“I’d like to get away from the earth awhile
And then come back to it and begin over.”

The words of Robert Frost shimmer through my mind. But the poem brings me back to reality, in lines further along:

“earth’s the right place for love
. I don’t know where it’s likely to go better.”

The fact is I don’t want to live my life over. I consider myself fortunate. I was born at a fortunate time and have been happy with the life I have lived.

I am as busy as ever. When not writing, I am reading, traveling, visiting grandchildren, or going for a walk – an opportunity to think about what I am writing. Usually I bring with me a note pad and pen, stopping every now and then to jot down some word or some thought, knowing that my memory is not what it was. Because I mostly write about current events – politics, the economy, education, climate, global affairs – I like to stay current. And since the media is so biased, I find I must read four or five newspapers every day. But, since I would rather get my news from the papers than TV, I save gobs of time in the evening. I also enjoy reading history – at times thinking education is wasted on the young! – and I recognize the value of reading classics, because of the eternal truths they relate.

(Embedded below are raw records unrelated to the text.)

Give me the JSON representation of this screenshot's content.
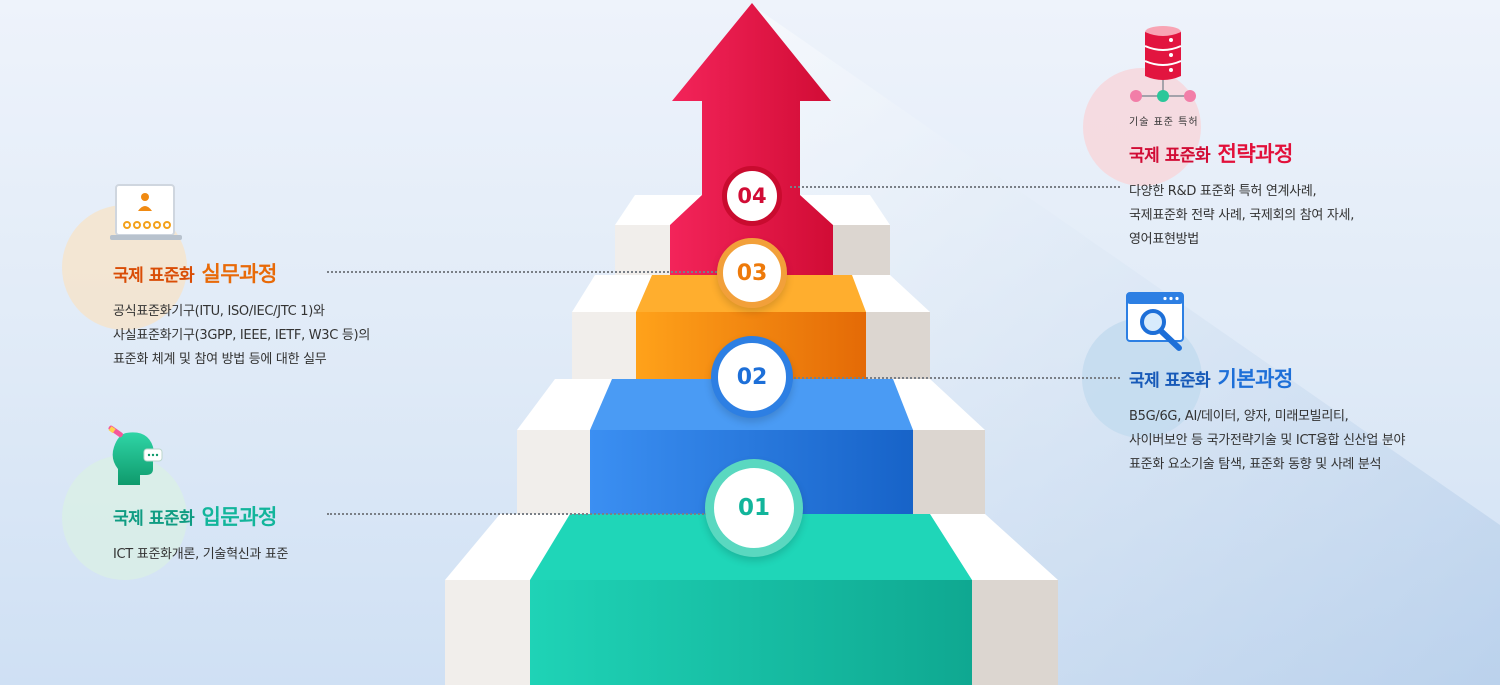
{
  "steps": [
    {
      "number": "01",
      "label": "국제 표준화",
      "highlight": "입문과정",
      "color": "#12b59b",
      "desc": "ICT  표준화개론, 기술혁신과 표준"
    },
    {
      "number": "02",
      "label": "국제 표준화",
      "highlight": "기본과정",
      "color": "#1d6fd8",
      "desc": "B5G/6G, AI/데이터, 양자, 미래모빌리티,\n사이버보안 등 국가전략기술 및 ICT융합 신산업 분야\n표준화 요소기술 탐색, 표준화 동향 및 사례 분석"
    },
    {
      "number": "03",
      "label": "국제 표준화",
      "highlight": "실무과정",
      "color": "#ee7a0a",
      "desc": "공식표준화기구(ITU, ISO/IEC/JTC 1)와\n사실표준화기구(3GPP, IEEE, IETF, W3C 등)의\n표준화 체계 및 참여 방법 등에 대한 실무"
    },
    {
      "number": "04",
      "label": "국제 표준화",
      "highlight": "전략과정",
      "color": "#e2103a",
      "tags": "기술 표준 특허",
      "desc": "다양한 R&D 표준화 특허 연계사례,\n국제표준화 전략 사례, 국제회의 참여 자세,\n영어표현방법"
    }
  ],
  "colors": {
    "intro": "#12b59b",
    "basic": "#1d6fd8",
    "practice": "#ee7a0a",
    "strategy": "#e2103a",
    "stair_face": "#f3f1ef",
    "stair_side": "#dedad5"
  },
  "icons": {
    "intro": "head-speech-icon",
    "basic": "browser-search-icon",
    "practice": "laptop-user-icon",
    "strategy": "database-network-icon"
  }
}
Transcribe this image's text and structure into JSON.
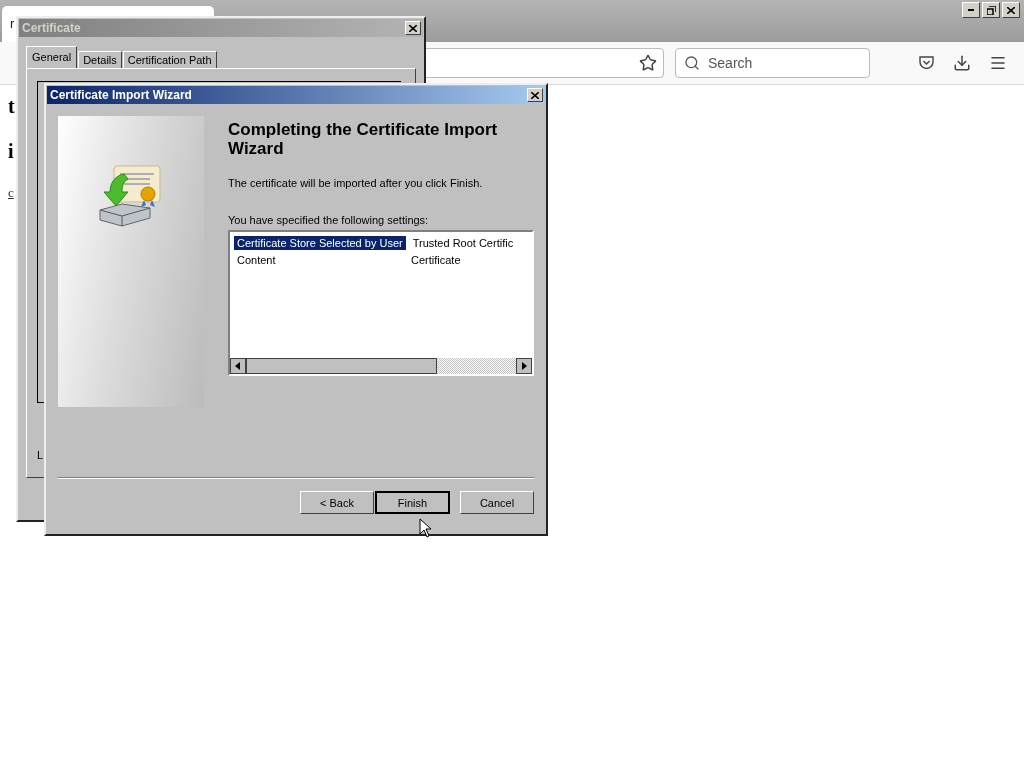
{
  "browser": {
    "tab_title": "r",
    "search": {
      "placeholder": "Search"
    },
    "page_lines": [
      {
        "text": "t",
        "kind": "heading"
      },
      {
        "text": "i",
        "kind": "heading"
      },
      {
        "text": "c",
        "kind": "link"
      }
    ]
  },
  "certificate_window": {
    "title": "Certificate",
    "active": false,
    "tabs": [
      {
        "label": "General",
        "selected": true
      },
      {
        "label": "Details",
        "selected": false
      },
      {
        "label": "Certification Path",
        "selected": false
      }
    ],
    "footer_text": "L"
  },
  "wizard": {
    "title": "Certificate Import Wizard",
    "active": true,
    "heading": "Completing the Certificate Import Wizard",
    "message": "The certificate will be imported after you click Finish.",
    "settings_label": "You have specified the following settings:",
    "settings": [
      {
        "name": "Certificate Store Selected by User",
        "value": "Trusted Root Certific",
        "selected": true
      },
      {
        "name": "Content",
        "value": "Certificate",
        "selected": false
      }
    ],
    "buttons": [
      {
        "label": "< Back",
        "default": false
      },
      {
        "label": "Finish",
        "default": true
      },
      {
        "label": "Cancel",
        "default": false
      }
    ]
  }
}
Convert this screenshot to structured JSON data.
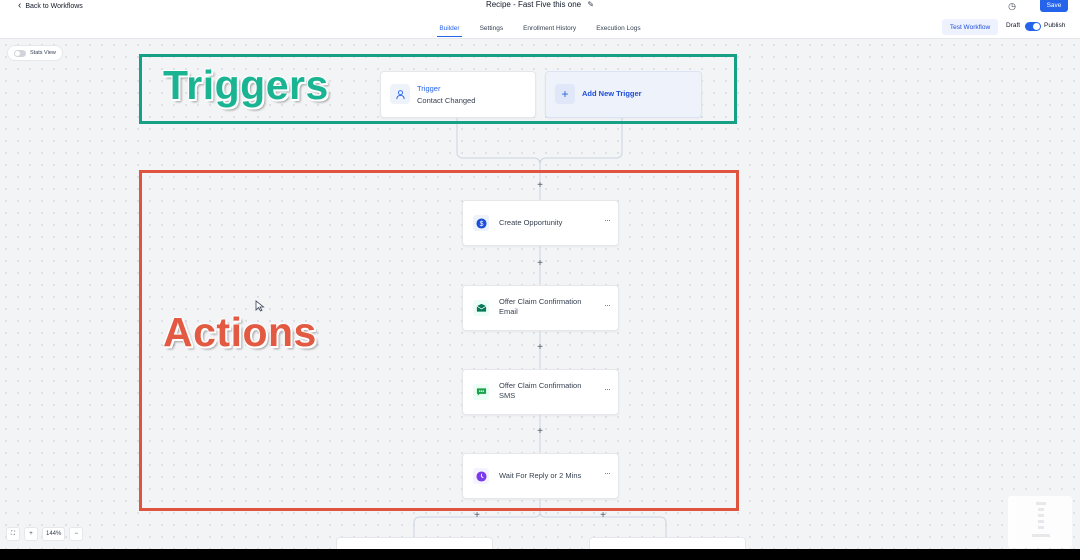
{
  "header": {
    "back_label": "Back to Workflows",
    "title": "Recipe - Fast Five this one",
    "tabs": [
      {
        "label": "Builder",
        "active": true
      },
      {
        "label": "Settings",
        "active": false
      },
      {
        "label": "Enrollment History",
        "active": false
      },
      {
        "label": "Execution Logs",
        "active": false
      }
    ],
    "test_workflow_label": "Test Workflow",
    "draft_label": "Draft",
    "publish_label": "Publish",
    "save_label": "Save"
  },
  "canvas": {
    "stats_view_label": "Stats View",
    "triggers_overlay_label": "Triggers",
    "actions_overlay_label": "Actions",
    "trigger_card": {
      "title": "Trigger",
      "subtitle": "Contact Changed"
    },
    "add_trigger_label": "Add New Trigger",
    "actions": [
      {
        "label": "Create Opportunity",
        "icon": "dollar-icon",
        "color": "#1d4ed8"
      },
      {
        "label": "Offer Claim Confirmation Email",
        "icon": "envelope-icon",
        "color": "#047857"
      },
      {
        "label": "Offer Claim Confirmation SMS",
        "icon": "sms-icon",
        "color": "#16a34a"
      },
      {
        "label": "Wait For Reply or 2 Mins",
        "icon": "clock-icon",
        "color": "#7c3aed"
      }
    ]
  },
  "zoom": {
    "level": "144%"
  },
  "colors": {
    "accent": "#2563eb",
    "triggers_box": "#16a085",
    "actions_box": "#e0533f"
  }
}
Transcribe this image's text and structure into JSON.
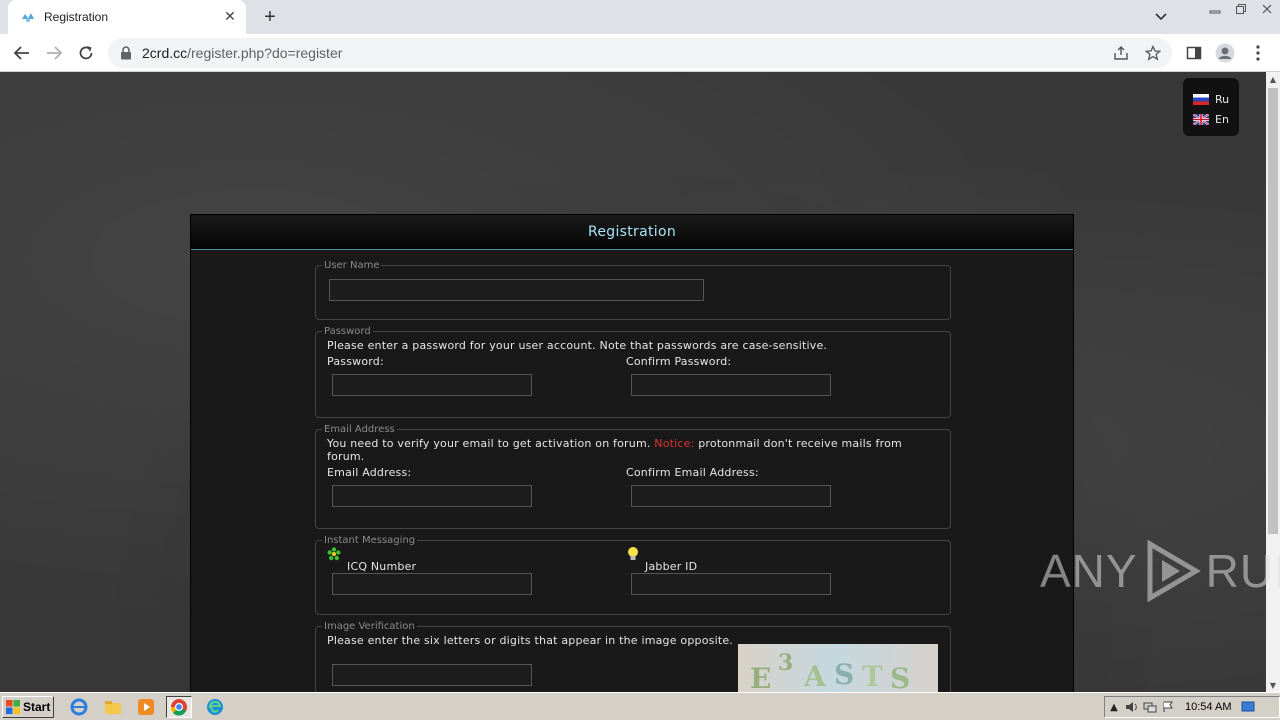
{
  "browser": {
    "tab_title": "Registration",
    "url_host": "2crd.cc",
    "url_path": "/register.php?do=register"
  },
  "lang": {
    "items": [
      "Ru",
      "En"
    ]
  },
  "form": {
    "title": "Registration",
    "username": {
      "legend": "User Name",
      "value": ""
    },
    "password": {
      "legend": "Password",
      "hint": "Please enter a password for your user account. Note that passwords are case-sensitive.",
      "label": "Password:",
      "confirm_label": "Confirm Password:"
    },
    "email": {
      "legend": "Email Address",
      "hint_prefix": "You need to verify your email to get activation on forum.",
      "notice": "Notice:",
      "hint_suffix": "protonmail don't receive mails from",
      "hint_line2": "forum.",
      "label": "Email Address:",
      "confirm_label": "Confirm Email Address:"
    },
    "im": {
      "legend": "Instant Messaging",
      "icq_label": "ICQ Number",
      "jabber_label": "Jabber ID"
    },
    "verify": {
      "legend": "Image Verification",
      "hint": "Please enter the six letters or digits that appear in the image opposite.",
      "captcha_chars": [
        "E",
        "3",
        "A",
        "S",
        "T",
        "S"
      ]
    }
  },
  "watermark": {
    "text_left": "ANY",
    "text_right": "RUN"
  },
  "taskbar": {
    "start_label": "Start",
    "clock": "10:54 AM"
  },
  "colors": {
    "accent": "#a8e3f5",
    "notice": "#dd3333",
    "page_bg": "#383838"
  }
}
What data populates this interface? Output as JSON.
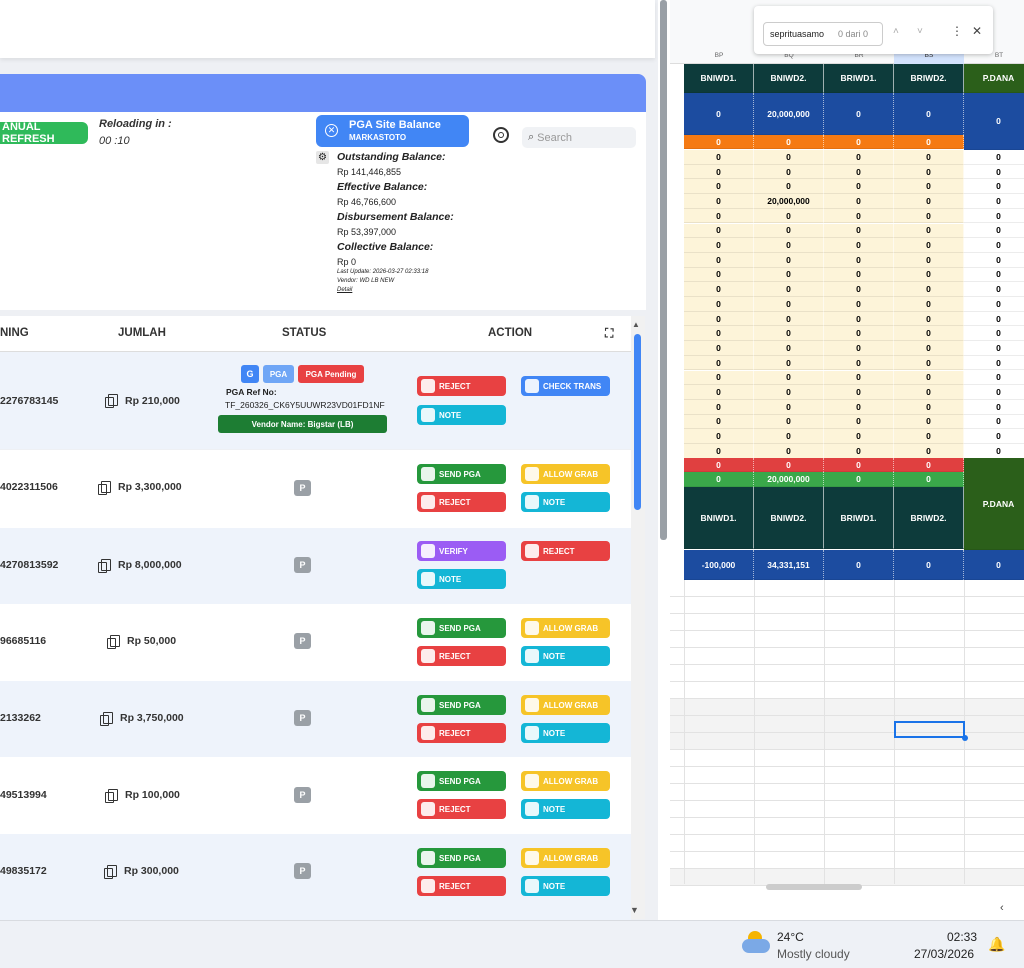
{
  "left": {
    "manual_refresh": "ANUAL REFRESH",
    "reloading_label": "Reloading in :",
    "reloading_value": "00 :10",
    "pga_site_balance": "PGA Site Balance",
    "pga_site_name": "MARKASTOTO",
    "search_placeholder": "Search",
    "balances": [
      {
        "label": "Outstanding Balance:",
        "value": "Rp 141,446,855"
      },
      {
        "label": "Effective Balance:",
        "value": "Rp 46,766,600"
      },
      {
        "label": "Disbursement Balance:",
        "value": "Rp 53,397,000"
      },
      {
        "label": "Collective Balance:",
        "value": "Rp 0"
      }
    ],
    "last_update": "Last Update: 2026-03-27 02:33:18",
    "vendor": "Vendor: WD LB NEW",
    "detail": "Detail",
    "headers": {
      "account": "NING",
      "jumlah": "JUMLAH",
      "status": "STATUS",
      "action": "ACTION"
    },
    "first_row": {
      "badges": [
        "G",
        "PGA",
        "PGA Pending"
      ],
      "ref_label": "PGA Ref No:",
      "ref_value": "TF_260326_CK6Y5UUWR23VD01FD1NF",
      "vendor_name": "Vendor Name: Bigstar (LB)"
    },
    "rows": [
      {
        "account": "2276783145",
        "amount": "Rp 210,000",
        "status": "",
        "buttons": [
          "REJECT",
          "CHECK TRANS",
          "NOTE"
        ]
      },
      {
        "account": "4022311506",
        "amount": "Rp 3,300,000",
        "status": "P",
        "buttons": [
          "SEND PGA",
          "ALLOW GRAB",
          "REJECT",
          "NOTE"
        ]
      },
      {
        "account": "4270813592",
        "amount": "Rp 8,000,000",
        "status": "P",
        "buttons": [
          "VERIFY",
          "REJECT",
          "NOTE"
        ]
      },
      {
        "account": "96685116",
        "amount": "Rp 50,000",
        "status": "P",
        "buttons": [
          "SEND PGA",
          "ALLOW GRAB",
          "REJECT",
          "NOTE"
        ]
      },
      {
        "account": "2133262",
        "amount": "Rp 3,750,000",
        "status": "P",
        "buttons": [
          "SEND PGA",
          "ALLOW GRAB",
          "REJECT",
          "NOTE"
        ]
      },
      {
        "account": "49513994",
        "amount": "Rp 100,000",
        "status": "P",
        "buttons": [
          "SEND PGA",
          "ALLOW GRAB",
          "REJECT",
          "NOTE"
        ]
      },
      {
        "account": "49835172",
        "amount": "Rp 300,000",
        "status": "P",
        "buttons": [
          "SEND PGA",
          "ALLOW GRAB",
          "REJECT",
          "NOTE"
        ]
      }
    ]
  },
  "sheet": {
    "find_text": "sepritua​samo",
    "find_count": "0 dari 0",
    "col_letters": [
      "BP",
      "BQ",
      "BR",
      "BS",
      "BT"
    ],
    "header_row": [
      "BNIWD1.",
      "BNIWD2.",
      "BRIWD1.",
      "BRIWD2.",
      "P.DANA"
    ],
    "top_totals": [
      "0",
      "20,000,000",
      "0",
      "0",
      "0"
    ],
    "orange_row": [
      "0",
      "0",
      "0",
      "0"
    ],
    "data_rows": [
      [
        "0",
        "0",
        "0",
        "0",
        "0"
      ],
      [
        "0",
        "0",
        "0",
        "0",
        "0"
      ],
      [
        "0",
        "0",
        "0",
        "0",
        "0"
      ],
      [
        "0",
        "20,000,000",
        "0",
        "0",
        "0"
      ],
      [
        "0",
        "0",
        "0",
        "0",
        "0"
      ],
      [
        "0",
        "0",
        "0",
        "0",
        "0"
      ],
      [
        "0",
        "0",
        "0",
        "0",
        "0"
      ],
      [
        "0",
        "0",
        "0",
        "0",
        "0"
      ],
      [
        "0",
        "0",
        "0",
        "0",
        "0"
      ],
      [
        "0",
        "0",
        "0",
        "0",
        "0"
      ],
      [
        "0",
        "0",
        "0",
        "0",
        "0"
      ],
      [
        "0",
        "0",
        "0",
        "0",
        "0"
      ],
      [
        "0",
        "0",
        "0",
        "0",
        "0"
      ],
      [
        "0",
        "0",
        "0",
        "0",
        "0"
      ],
      [
        "0",
        "0",
        "0",
        "0",
        "0"
      ],
      [
        "0",
        "0",
        "0",
        "0",
        "0"
      ],
      [
        "0",
        "0",
        "0",
        "0",
        "0"
      ],
      [
        "0",
        "0",
        "0",
        "0",
        "0"
      ],
      [
        "0",
        "0",
        "0",
        "0",
        "0"
      ],
      [
        "0",
        "0",
        "0",
        "0",
        "0"
      ],
      [
        "0",
        "0",
        "0",
        "0",
        "0"
      ]
    ],
    "red_row": [
      "0",
      "0",
      "0",
      "0"
    ],
    "green_row": [
      "0",
      "20,000,000",
      "0",
      "0"
    ],
    "bottom_header": [
      "BNIWD1.",
      "BNIWD2.",
      "BRIWD1.",
      "BRIWD2.",
      "P.DANA"
    ],
    "bottom_totals": [
      "-100,000",
      "34,331,151",
      "0",
      "0",
      "0"
    ]
  },
  "taskbar": {
    "temp": "24°C",
    "weather": "Mostly cloudy",
    "time": "02:33",
    "date": "27/03/2026"
  }
}
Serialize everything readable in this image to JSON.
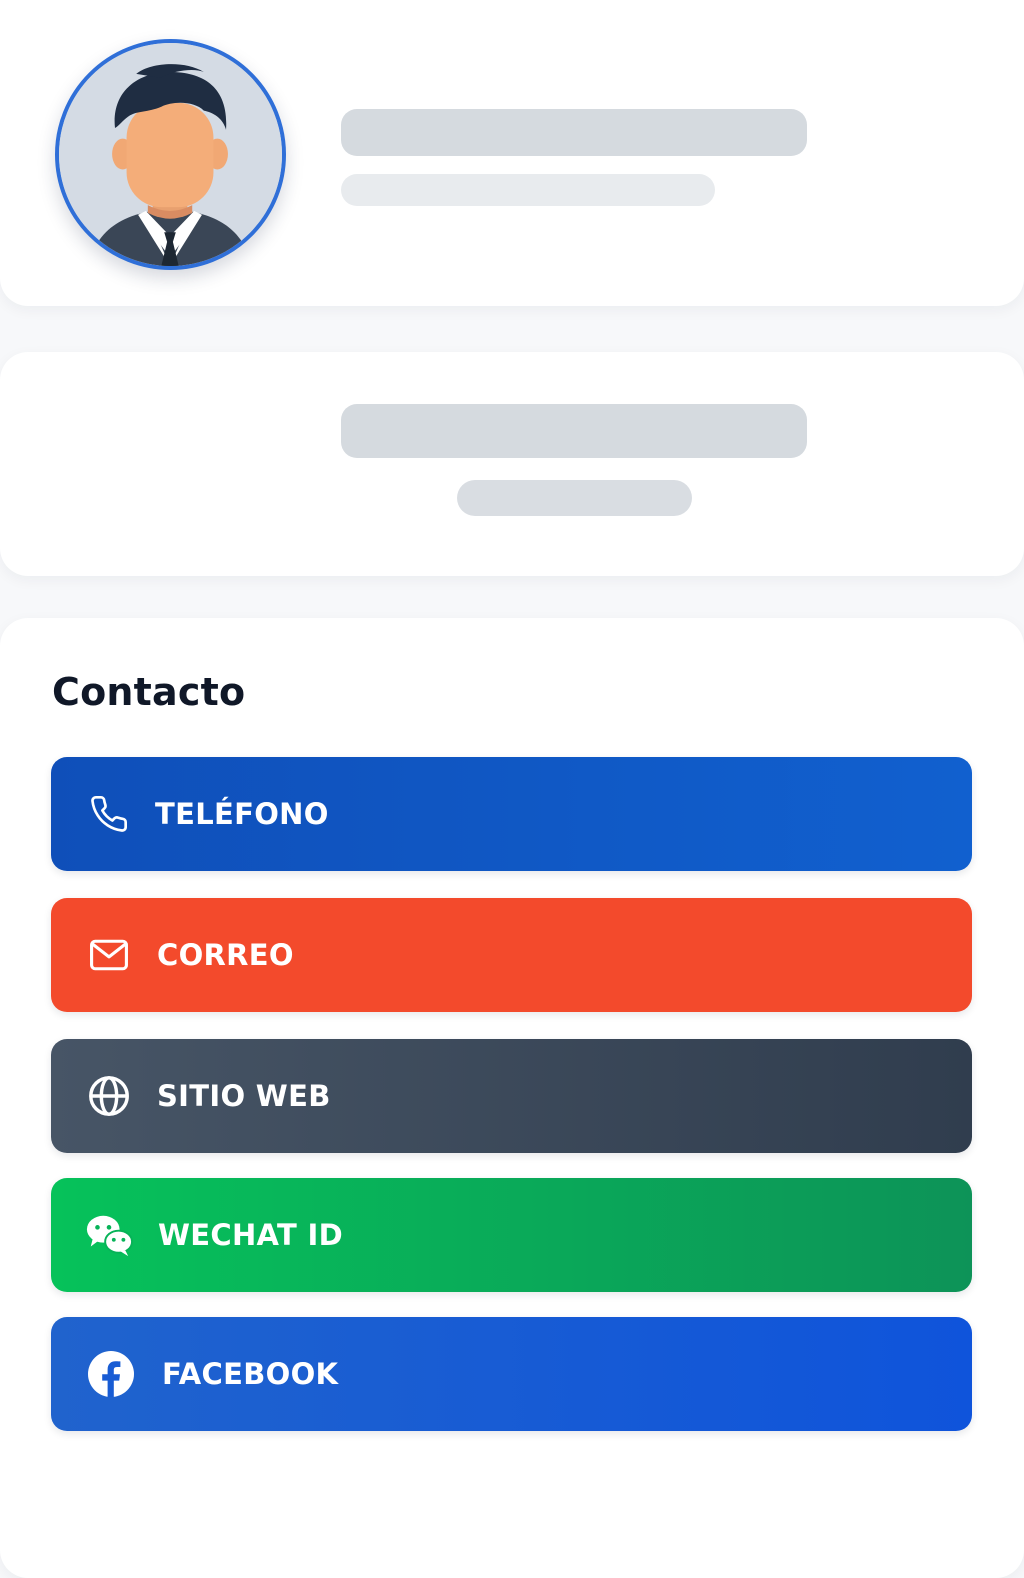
{
  "profile": {
    "avatar": "person-avatar",
    "accent_color": "#2f6fd8"
  },
  "contact": {
    "title": "Contacto",
    "buttons": [
      {
        "label": "TELÉFONO",
        "icon": "phone-icon",
        "color": "#0f55c2"
      },
      {
        "label": "CORREO",
        "icon": "mail-icon",
        "color": "#f34a2c"
      },
      {
        "label": "SITIO WEB",
        "icon": "globe-icon",
        "color": "#3d4a5b"
      },
      {
        "label": "WECHAT ID",
        "icon": "wechat-icon",
        "color": "#07b358"
      },
      {
        "label": "FACEBOOK",
        "icon": "facebook-icon",
        "color": "#185cd4"
      }
    ]
  }
}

So, while retirement may not be all it’s cracked up to be, I have found the transition quite pleasant. But no one should expect retirement to live up to its hype. While advice is not part of my purpose (“Chacun a son gout,” as my mother-in-law used to say), keeping one’s self busy is the secret. I should not, and will not complain – at least not any more than I already have. I am happy. I have been lucky in love. Caroline and I are still together after fifty-two years, and we both have our health. The future will bring what it will. I get pleasure from the thought my genes will live on, as we have three children (all happily married) and ten grandchildren. God willing, I will be part of their lives as well.